In Ben Read’s “Barium,” the good-bad joke is about death, and laughter is followed by crocus-lined graves in “necklaces of purple and blue” and by a grave turn, as the speaker notes that “Barium is the element / that doctors feed you to see your organs.” Read’s syntax ties the pieces of the narrative together, the poem emerging with each recurring image, Read forming his own necklace. “It is spring. I imagine the flowers / taste like morning, and I remember”–the poem emerging from this remembering too, because what else can be done with the past? Write it down or bury it. — Robby Auld 




In chemistry class, we told bad jokes and laughed.
What do you do with dead elements? You barium.
The crocuses in the front yard line the graves—
necklaces of purple and blue. Barium is the element
that doctors feed you to see your organs. Swallow,
and show them your body. For discovery.
It is spring. I imagine the flowers
taste like morning, and I remember
the morning I learned the murmur of a creek,
how it sounds like secrets. You were there; you told me
about vulnerability. I looked at you. I am always thinking

about childhood. The world where we met
looks so small now, built from bricks and windows
that won’t close. I am thinking
of the time we went to the playground,
sat on the blue swings, staring at the seesaw
in silence. We already knew. We were children.
Barium is highly reactive; it doesn’t want to be alone.
It is spring, and I sit on the porch, watching
the birds in the trees. I chart their paths
from branch to branch to telephone
wire. They are drawing. It looks like a skeleton,

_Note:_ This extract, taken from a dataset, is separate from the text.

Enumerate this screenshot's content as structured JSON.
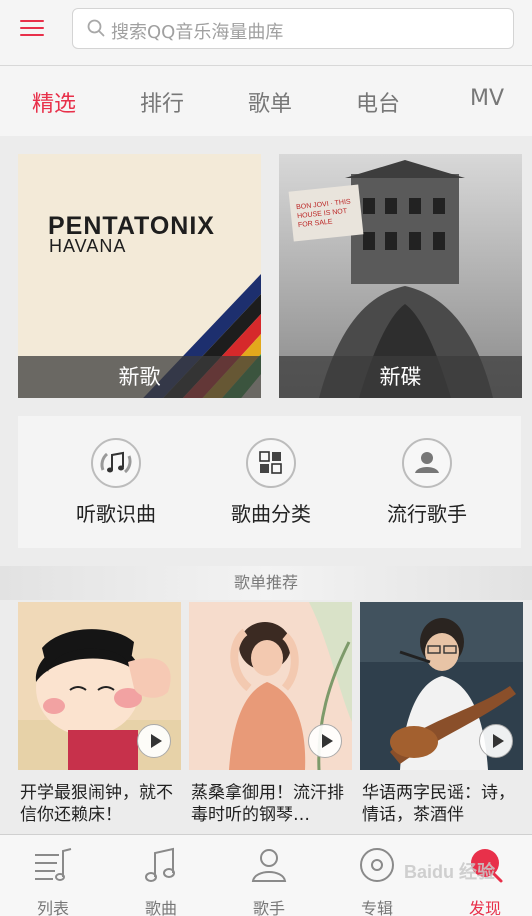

a face, a body, maybe. Like a barium x-ray.
Who can tell what I used to see before the illusion
disappeared? What I thought I had? What do you do
with old memories? Barium is heavy in your stomach,
in the earth. The crocuses come again every year.
Sometimes I step on them, and sometimes
I stop to pick them, hold them in my palm,
and smell them. I am thinking how easy it is
to forget. How I have to think to remember the sky,
the time we climbed a mountain, running
each switchback, breathless, and each time,
we had to rest. At the top, we looked out
and thought the whole world was ours, and everything
looked enormous, because we were there.


Ben Read lives in Spokane, Washington, where he is a junior at Lewis and Clark High School. His work has been recognized by RiverLit, Eunoia Review, and The Adroit Journal, and he was named a 2015 Foyle Young Poet of the Year by the Poetry Society of the United Kingdom. He recently co-founded Ponderosa Literary Journal at his high school. Other than writing, he likes to participate in speech and debate, attend and read at local poetry slams in coffee and burrito shops, and listen to music like the Juno soundtrack. His favorite muse is the river.

Honorable mentions: Margot Armbruster (WI), Ella Boyd (Falmouth High School, Falmouth, ME), Emilee Burridge (BASIS Phoenix, Phoenix, AZ), Paul Elaire (Northside High School, Lafayette, LA), Farah Ghafoor (Vincent Massey Secondary School, Windsor, Ontario, Canada), Katie Howell (Bishop Guertin High School, Nashua, NH), Christina Im (Sunset High School, Portland, OR), Elizabeth Johnson (Fike High School, Wilson, NC), Alonna Kilpatrick (Chattanooga High School Center for Creative Arts, Chattanooga, TN), Sarah Licht (West Boca High School, Boca Raton, FL), Grace Marion (Neshaminy High School, Langhorne, PA), Megan McEvoy, Matteo Moretti (Newark Academy, Livingston, NJ), Abigail Walker (Milton Academy, Milton, MA), Topaz Winters (Singapore American School, Singapore), Alisha Yi (Ed W. Clark High School, Las Vegas, NV)